At around 4.30 a.m. on Tuesday, the special train from Guwahati brought in hundreds of northeastern Indians, over a fortnight after thousands fled the city following widespread panic and fear among the community.
According to police estimates, around 1,000 people arrived this morning. DIG Police Railways B. Srikantappa, who was at the City Railway Station to “welcome them back” told The Hindu, “Around a thousand people came in the special train.”
He also pointed out that there are three trains weekly and close to 6,000 people have come to the city in the regular trains over the past week.
He said the passengers consisted of both working professionals as well as students. However, railway authorities are unsure if all the people who arrived are the ones who fled the city during the exodus that took place in the city about a fortnight ago.
N. Ramesh, Senior Divisional Commercial Manager, Bangalore Division, said: “Train No. 02509 Bangalore City–Guwahati Special in the return direction left on Tuesday morning. It had 520 berths occupied and 632 berths were vacant.” He said: “45 per cent of the sleeper berths were filled and 87 per cent of general berths was full.”
Directive on attendance
Speaking to reporters at a KSRTC function here on Tuesday, Home Minister R. Ashok said that the students who had gone to their home States need not worry about their attendance as the government has directed colleges to give them attendance. Several leading colleges had reportedly refused to condone attendance shortage to students who chose to leave. A substantial number of the northeast Indian population here comprises students.
In spite of several people from northeast India returning in large numbers, Tiken Tayenjam, president, Bangalore Manipuri Student’s Association, is flooded with calls from his friends from hometown.
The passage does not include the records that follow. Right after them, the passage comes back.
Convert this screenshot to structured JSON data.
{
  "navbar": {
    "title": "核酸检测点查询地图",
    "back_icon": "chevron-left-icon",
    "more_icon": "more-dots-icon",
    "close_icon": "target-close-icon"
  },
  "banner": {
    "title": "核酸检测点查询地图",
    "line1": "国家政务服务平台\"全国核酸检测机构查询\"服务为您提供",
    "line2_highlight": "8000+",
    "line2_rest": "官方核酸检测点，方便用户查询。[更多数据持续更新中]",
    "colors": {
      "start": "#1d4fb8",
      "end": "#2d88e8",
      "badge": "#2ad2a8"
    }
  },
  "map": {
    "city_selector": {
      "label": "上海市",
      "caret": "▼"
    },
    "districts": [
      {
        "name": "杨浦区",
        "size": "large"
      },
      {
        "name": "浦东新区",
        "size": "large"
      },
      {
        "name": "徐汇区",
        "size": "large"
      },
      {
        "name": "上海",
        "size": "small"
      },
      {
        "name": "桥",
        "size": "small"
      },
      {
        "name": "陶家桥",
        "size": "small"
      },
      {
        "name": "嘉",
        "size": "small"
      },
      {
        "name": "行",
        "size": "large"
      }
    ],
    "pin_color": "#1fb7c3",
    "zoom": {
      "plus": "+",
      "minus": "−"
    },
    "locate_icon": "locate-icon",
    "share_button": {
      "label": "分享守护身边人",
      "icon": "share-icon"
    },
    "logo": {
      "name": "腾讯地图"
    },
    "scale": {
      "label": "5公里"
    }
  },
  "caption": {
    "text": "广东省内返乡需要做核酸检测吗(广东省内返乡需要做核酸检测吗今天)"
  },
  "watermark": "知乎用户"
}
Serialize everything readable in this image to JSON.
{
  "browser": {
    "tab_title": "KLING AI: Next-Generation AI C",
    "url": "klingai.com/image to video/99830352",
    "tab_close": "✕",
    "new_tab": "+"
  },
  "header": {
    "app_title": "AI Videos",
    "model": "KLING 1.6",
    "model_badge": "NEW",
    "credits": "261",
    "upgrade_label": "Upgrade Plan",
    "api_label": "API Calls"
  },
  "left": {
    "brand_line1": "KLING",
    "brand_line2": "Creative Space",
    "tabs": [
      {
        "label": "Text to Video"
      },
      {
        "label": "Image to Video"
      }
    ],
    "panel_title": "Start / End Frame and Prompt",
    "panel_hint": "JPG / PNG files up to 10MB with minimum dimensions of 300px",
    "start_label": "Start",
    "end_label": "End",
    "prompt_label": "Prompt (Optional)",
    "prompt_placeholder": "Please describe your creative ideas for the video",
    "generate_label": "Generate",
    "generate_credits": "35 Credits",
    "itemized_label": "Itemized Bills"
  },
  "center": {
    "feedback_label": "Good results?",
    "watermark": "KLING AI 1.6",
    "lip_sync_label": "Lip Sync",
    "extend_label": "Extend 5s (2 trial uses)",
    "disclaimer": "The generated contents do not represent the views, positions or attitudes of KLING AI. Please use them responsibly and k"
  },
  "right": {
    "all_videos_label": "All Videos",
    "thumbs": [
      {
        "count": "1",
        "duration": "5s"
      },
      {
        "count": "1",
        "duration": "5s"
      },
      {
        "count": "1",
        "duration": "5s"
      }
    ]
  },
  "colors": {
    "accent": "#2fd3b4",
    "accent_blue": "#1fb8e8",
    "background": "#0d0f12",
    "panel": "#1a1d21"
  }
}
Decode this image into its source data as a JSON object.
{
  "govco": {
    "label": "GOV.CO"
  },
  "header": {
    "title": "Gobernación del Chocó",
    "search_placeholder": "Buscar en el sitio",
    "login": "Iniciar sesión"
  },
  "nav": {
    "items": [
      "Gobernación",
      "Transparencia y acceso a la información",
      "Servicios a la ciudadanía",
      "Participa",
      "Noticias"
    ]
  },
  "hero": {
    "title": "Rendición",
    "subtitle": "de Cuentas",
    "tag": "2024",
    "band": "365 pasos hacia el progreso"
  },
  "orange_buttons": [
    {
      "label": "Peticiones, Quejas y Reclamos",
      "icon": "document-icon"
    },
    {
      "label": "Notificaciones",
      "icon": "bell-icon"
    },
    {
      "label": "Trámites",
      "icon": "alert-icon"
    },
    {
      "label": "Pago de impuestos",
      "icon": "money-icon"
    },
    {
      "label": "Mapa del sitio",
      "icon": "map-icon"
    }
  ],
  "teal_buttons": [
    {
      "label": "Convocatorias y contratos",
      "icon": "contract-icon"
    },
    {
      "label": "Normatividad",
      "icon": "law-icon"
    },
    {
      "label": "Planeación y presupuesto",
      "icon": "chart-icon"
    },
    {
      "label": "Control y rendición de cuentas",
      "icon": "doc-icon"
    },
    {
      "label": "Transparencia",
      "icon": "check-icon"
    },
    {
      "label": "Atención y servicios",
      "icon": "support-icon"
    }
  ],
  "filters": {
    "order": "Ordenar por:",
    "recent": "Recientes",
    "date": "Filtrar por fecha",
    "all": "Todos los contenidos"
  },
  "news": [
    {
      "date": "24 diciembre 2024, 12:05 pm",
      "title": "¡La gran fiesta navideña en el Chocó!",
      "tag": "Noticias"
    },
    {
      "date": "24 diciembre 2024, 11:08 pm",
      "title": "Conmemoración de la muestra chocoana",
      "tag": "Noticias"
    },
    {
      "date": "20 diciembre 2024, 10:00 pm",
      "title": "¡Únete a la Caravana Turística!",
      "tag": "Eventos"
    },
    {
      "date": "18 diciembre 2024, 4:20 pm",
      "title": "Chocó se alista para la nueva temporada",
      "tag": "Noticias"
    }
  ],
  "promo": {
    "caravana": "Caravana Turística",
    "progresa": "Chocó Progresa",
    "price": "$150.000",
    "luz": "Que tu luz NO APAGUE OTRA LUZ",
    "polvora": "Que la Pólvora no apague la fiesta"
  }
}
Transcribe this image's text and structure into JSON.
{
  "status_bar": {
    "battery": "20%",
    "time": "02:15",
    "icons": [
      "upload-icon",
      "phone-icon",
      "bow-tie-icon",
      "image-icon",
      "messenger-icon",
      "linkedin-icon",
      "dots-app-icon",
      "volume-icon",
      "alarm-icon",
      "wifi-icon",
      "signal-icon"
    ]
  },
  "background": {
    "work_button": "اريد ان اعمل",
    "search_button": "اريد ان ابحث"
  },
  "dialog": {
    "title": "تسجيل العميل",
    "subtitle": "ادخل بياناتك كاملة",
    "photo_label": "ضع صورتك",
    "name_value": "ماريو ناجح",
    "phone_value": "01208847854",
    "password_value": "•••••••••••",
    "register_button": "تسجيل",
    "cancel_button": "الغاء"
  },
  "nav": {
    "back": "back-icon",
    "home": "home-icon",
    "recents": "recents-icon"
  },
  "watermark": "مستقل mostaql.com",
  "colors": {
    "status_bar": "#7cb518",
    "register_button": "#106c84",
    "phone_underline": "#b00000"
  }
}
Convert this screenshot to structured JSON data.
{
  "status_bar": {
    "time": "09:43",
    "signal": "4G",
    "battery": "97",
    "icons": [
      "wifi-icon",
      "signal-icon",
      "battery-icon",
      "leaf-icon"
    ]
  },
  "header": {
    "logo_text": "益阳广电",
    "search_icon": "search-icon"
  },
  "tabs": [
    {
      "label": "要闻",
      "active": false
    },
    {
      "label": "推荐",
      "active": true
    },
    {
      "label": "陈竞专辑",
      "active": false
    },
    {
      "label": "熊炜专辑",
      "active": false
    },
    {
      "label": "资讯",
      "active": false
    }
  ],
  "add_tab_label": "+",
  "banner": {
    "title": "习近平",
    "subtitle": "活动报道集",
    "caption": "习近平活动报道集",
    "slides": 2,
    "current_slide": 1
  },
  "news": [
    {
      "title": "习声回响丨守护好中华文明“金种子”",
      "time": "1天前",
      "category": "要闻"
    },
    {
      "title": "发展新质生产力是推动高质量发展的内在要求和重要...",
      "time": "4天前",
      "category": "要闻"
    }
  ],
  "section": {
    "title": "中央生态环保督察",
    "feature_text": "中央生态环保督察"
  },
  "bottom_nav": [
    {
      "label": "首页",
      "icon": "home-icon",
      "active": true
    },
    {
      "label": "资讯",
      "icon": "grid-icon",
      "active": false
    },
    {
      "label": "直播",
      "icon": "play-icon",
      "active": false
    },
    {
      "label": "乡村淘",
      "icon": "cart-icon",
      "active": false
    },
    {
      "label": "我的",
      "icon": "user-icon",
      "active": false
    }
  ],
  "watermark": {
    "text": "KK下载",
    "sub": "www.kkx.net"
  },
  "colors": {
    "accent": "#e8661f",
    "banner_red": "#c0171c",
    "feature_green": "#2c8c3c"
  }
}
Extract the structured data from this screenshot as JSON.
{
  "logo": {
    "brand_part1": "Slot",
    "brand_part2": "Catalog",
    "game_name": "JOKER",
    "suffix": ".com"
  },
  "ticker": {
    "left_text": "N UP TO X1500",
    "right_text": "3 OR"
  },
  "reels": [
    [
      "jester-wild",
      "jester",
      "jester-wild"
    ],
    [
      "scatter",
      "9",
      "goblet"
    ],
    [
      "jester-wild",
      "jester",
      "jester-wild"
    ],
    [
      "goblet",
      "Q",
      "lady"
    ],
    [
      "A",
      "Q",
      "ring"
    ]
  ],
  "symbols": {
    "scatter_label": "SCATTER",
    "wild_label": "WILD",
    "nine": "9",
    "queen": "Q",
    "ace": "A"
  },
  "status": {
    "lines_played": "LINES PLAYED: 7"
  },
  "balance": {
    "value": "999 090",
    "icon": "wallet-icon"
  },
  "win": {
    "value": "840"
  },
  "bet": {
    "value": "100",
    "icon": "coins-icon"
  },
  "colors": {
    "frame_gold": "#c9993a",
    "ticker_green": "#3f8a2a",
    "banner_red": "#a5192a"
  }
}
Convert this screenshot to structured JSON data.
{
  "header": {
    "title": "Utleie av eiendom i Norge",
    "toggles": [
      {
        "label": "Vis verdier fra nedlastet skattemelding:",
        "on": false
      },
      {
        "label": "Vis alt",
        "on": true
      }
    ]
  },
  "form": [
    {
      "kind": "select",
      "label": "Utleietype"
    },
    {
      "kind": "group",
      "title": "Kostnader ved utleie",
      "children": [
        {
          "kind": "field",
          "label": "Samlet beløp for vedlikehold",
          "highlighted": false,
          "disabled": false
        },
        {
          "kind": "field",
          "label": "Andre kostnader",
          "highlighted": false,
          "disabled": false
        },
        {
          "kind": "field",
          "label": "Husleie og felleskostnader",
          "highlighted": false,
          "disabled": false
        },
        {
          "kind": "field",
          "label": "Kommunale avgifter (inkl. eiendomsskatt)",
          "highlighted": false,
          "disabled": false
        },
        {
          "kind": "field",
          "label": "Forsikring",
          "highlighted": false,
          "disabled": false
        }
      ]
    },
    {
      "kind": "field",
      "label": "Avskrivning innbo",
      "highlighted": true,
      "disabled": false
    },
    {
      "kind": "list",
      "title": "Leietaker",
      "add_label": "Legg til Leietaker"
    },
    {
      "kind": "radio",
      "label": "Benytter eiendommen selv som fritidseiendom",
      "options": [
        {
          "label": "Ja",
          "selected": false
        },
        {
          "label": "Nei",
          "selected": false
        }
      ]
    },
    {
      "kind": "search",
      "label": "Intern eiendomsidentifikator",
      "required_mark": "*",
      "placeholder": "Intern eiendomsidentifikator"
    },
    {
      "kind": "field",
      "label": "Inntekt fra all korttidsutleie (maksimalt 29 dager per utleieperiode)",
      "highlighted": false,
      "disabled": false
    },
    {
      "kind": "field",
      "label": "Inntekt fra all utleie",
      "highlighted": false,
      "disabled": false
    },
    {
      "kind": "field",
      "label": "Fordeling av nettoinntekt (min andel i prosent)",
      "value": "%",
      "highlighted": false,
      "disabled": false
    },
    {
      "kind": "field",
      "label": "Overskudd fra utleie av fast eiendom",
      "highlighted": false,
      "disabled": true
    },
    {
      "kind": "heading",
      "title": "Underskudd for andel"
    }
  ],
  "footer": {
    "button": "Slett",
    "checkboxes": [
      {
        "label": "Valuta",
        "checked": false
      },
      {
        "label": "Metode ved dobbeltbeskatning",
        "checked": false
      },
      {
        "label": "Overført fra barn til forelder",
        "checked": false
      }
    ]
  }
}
He said, “Right now situation is getting normal and I am assuring people but ultimately it is their decision to return.”
Longjam Tony, a student of M.S. Ramaiah College, said that people from his community who are still in their respective hometowns would take some time to return. He said, “Right now the situation is calm but people need some time to regain their lost faith.”
He said the people who have returned do not have any fear and are returning to their college and workplace.